I really wanted to make gingerbread houses this year. I had a lot of leftover Halloween candy that I thought would be great to use on them. I thought about buying a gluten-free kit (A & J Bakery or Cherry Blossom Cakes), but I had already bought Jules special flour mix for making graham crackers and gingerbread. So, I didn’t buy the kit and I haven’t even opened the gluten-free graham flour. There are only a couple days left until Christmas and I’m thinking about finishing my shopping, wrapping presents and sending out the last of the Christmas cards.
So, I’ve decided to do what I did last year: use pre-made gluten-free graham crackers (Josef or Kinnikinnick) to make two small houses, one for each of my kids to decorate. It really worked out well last year. It was nice for each of my kids to have their own house to decorate. And, the small size was perfect for their attention span (then ages 3 and 5). Now that I’ve made that decision, I just have to make the gluey frosting to stick the graham crackers together. I have two different recipes for the frosting listed below: one that uses egg-whites, and one that uses meringue powder. Both work well, but I used the egg-white recipe last year. I put the icing in a pastry bag with plain decorating tips, but you could just put the icing into a zip-style bag and clip the corner with scissors. Last year, we used gum drops, M&Ms, candy-canes, and some holiday-shaped marshmallows.

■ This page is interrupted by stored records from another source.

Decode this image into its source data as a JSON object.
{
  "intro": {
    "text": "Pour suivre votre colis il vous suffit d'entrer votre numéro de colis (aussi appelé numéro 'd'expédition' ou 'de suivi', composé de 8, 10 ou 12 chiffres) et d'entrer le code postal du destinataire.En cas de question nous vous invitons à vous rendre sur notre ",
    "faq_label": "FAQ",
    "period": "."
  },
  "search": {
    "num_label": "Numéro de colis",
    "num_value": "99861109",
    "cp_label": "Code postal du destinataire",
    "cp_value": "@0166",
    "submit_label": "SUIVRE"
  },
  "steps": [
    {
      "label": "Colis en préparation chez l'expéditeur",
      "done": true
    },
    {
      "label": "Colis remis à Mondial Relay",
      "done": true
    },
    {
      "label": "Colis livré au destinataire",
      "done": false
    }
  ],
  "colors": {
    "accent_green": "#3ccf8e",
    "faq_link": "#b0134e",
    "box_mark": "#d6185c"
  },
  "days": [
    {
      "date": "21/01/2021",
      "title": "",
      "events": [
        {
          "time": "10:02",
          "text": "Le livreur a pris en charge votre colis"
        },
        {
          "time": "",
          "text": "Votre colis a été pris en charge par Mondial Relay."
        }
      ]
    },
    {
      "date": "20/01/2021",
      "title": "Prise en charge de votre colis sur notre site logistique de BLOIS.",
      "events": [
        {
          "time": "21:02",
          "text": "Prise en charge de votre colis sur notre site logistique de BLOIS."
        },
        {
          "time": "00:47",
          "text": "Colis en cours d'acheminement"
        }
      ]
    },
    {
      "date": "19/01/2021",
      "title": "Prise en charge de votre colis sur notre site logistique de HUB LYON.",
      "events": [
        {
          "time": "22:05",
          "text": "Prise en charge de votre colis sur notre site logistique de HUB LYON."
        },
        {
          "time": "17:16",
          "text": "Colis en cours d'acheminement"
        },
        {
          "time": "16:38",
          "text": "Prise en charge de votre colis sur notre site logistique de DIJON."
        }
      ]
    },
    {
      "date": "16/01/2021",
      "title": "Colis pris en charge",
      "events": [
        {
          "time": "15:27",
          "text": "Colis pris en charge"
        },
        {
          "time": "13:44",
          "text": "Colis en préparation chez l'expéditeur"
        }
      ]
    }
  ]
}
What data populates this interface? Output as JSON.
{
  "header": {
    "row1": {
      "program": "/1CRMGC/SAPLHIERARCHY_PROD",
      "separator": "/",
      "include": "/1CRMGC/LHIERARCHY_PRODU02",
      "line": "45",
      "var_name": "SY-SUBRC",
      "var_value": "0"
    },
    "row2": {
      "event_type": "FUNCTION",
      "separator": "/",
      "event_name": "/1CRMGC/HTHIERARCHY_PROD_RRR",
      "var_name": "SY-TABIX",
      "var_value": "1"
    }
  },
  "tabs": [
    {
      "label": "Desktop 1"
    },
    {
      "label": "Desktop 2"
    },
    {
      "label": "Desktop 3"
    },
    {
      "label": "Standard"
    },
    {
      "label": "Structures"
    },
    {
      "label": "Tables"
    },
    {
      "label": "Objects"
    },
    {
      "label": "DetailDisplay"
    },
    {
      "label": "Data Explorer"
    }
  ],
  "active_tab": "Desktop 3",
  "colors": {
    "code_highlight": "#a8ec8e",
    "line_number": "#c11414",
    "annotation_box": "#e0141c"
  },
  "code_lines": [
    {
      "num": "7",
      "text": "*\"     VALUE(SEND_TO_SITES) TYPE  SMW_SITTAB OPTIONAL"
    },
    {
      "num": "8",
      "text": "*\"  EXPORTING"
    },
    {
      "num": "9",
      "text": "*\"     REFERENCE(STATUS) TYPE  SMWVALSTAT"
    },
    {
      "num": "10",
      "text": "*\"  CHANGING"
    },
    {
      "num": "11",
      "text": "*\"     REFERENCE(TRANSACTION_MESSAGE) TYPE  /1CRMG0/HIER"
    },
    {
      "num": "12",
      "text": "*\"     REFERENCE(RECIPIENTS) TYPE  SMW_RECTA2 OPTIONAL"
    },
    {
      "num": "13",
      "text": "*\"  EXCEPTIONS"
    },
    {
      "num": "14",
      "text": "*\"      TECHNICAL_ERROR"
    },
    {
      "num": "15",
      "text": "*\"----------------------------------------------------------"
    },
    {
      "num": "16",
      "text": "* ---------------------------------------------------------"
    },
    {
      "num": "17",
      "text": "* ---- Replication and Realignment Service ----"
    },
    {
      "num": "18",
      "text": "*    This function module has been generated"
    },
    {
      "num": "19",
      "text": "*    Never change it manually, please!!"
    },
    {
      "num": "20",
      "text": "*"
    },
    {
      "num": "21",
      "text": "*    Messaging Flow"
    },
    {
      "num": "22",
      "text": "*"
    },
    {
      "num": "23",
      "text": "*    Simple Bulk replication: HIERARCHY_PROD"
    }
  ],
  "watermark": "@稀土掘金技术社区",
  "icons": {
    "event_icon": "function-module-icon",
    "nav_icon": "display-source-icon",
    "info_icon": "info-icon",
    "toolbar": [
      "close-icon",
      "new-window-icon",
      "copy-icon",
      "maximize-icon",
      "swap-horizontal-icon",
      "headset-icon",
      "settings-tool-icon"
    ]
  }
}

Of course, you can use whatever gluten-free candy you have on-hand.
This would be a great project for a support group for celiac kids (R.O.C.K. or Cel-Kids). The project is quick enough to be done in a reasonable amount of time, takes little preparation for the organizer, and the houses are small enough for each kid to take home.
Royal Icing using Egg Whites
3 egg whites
4 cups powdered sugar
1/2 tsp cream of tarter
1 tsp vanilla
- Beat egg whites until fluffy and add in the powdered sugar 1 cup at a time.
- Mix in the other ingredients and beat until thick and stiff.
- Once you’ve made up the icing, be sure to keep it covered in the bowl so it doesn’t dry out.
- This makes a large batch of icing. It’s probably enough to make 6 small (cracker-size) houses.
Royal Icing for Gingerbread Houses
(I got this recipe from my sister, who says she got it from Better Homes and Gardens.)
2 cups sifted powdered sugar
4 tsps Meringue Powder
1/4 tsp cream of tartar
1/4 Cup warm water
Combine sifted powdered sugar, meringue powder, and cream of tartar. Add warm water. Beat with electric mixer on low speed until combined, then on high speed for 7 to 10 minutes or until very stiff.
Add 1 to 4 Tbsp of water, 1 tsp at a time to make glaze of desired consistency.
Want to make your own gluten-free gingerbread cookies or houses from scratch? Try one of these recipes:
For more gluten-free holiday treats, check out this week’s edition of “What Can I Eat That’s Gluten-Free?” at The Gluten-Free Homemaker.